  3. Power: Depending on the type of panel you choose, they can consume a lot of power, especially on full white. Make sure you keep your panels happy with a full supply of power. If you short-change your power, the panel may start blinking all shades of color while your power supply trips from overload.
  4. Indoor vs Outdoor Panels: There are many different types of panels, however, they usually fit into two categories, indoor and outdoor. Indoor panels are just that, they are made to be displayed in a climate controlled environment with a relatively normal humidity and temperature. They are not weather/water proof and will get damaged if they get wet. Outdoor panels are weatherproof on 4 of the 6 sides. The bottom usually has weep holes to let condensation out, and the back has a rubber gasket that allows the electronics to be sheltered from the weather. Outdoor panels are much brighter than indoor panels because they are meant to be run both day and night and are able to be seen when the sun is out. As such, outdoor panels have the possibility of consuming considerably more power than an indoor panel due to the extra brightness.
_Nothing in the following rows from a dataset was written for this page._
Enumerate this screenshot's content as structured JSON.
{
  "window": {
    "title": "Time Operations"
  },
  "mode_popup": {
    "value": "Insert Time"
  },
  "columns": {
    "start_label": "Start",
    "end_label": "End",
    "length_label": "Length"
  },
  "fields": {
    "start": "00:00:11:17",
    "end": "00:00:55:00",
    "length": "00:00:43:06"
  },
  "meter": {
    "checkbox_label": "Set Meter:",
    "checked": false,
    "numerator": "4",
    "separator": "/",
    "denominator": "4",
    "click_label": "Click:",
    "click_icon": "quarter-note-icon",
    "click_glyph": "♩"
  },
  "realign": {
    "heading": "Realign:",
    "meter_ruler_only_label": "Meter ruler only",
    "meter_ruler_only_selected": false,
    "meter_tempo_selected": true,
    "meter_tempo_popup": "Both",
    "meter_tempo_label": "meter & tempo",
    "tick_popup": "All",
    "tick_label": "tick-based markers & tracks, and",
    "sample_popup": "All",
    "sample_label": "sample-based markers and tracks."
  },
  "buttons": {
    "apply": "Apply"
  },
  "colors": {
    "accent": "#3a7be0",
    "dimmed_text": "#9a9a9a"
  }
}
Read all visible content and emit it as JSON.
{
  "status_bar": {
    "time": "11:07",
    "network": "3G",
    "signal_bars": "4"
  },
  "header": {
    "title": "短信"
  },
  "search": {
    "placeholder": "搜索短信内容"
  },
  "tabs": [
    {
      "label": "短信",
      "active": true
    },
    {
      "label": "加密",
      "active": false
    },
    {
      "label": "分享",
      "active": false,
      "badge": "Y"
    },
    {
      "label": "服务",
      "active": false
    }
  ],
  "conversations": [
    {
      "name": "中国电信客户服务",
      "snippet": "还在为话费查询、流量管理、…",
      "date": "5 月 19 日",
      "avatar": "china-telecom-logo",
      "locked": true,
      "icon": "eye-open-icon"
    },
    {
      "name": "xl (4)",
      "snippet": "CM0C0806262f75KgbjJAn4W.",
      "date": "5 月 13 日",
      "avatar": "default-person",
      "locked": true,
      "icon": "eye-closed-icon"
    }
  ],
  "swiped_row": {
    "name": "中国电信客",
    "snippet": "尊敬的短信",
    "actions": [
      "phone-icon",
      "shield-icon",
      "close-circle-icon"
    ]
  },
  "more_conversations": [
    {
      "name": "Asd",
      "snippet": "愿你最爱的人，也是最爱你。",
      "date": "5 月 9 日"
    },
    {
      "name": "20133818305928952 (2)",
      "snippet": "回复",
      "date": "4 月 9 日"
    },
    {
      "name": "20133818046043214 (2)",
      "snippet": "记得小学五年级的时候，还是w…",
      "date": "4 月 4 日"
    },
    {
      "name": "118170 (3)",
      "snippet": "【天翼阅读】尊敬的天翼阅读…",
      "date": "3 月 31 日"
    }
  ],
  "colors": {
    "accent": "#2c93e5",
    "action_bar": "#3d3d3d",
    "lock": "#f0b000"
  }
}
  5. Enclosures: Any panel that is put outside needs to have at least some part of it protected from the elements. If you are constructing an outdoor enclosure for anything, you need to take condensation and ventilation into account. As a rule, if you cannot create a vacuum in your enclosure, meaning, free of air, you need to allow the air inside to equalize with the air outside. By placing vents in your enclosures, your enclosure can off-gas, reduce moisture, and equalize temperatures with the air outside.

For a full build consultation, please take a look at the Build A Matrix calculator. This tool is setup to provide you plug-and-play build out of the box. You can use the text boxes and dropdowns on the page to customize your panel buildout to your specifications.

Originally Published 11/7/2020 6:26 PM EST
Updated 1/14/2022 9:21 AM EST
By Ken MacMaster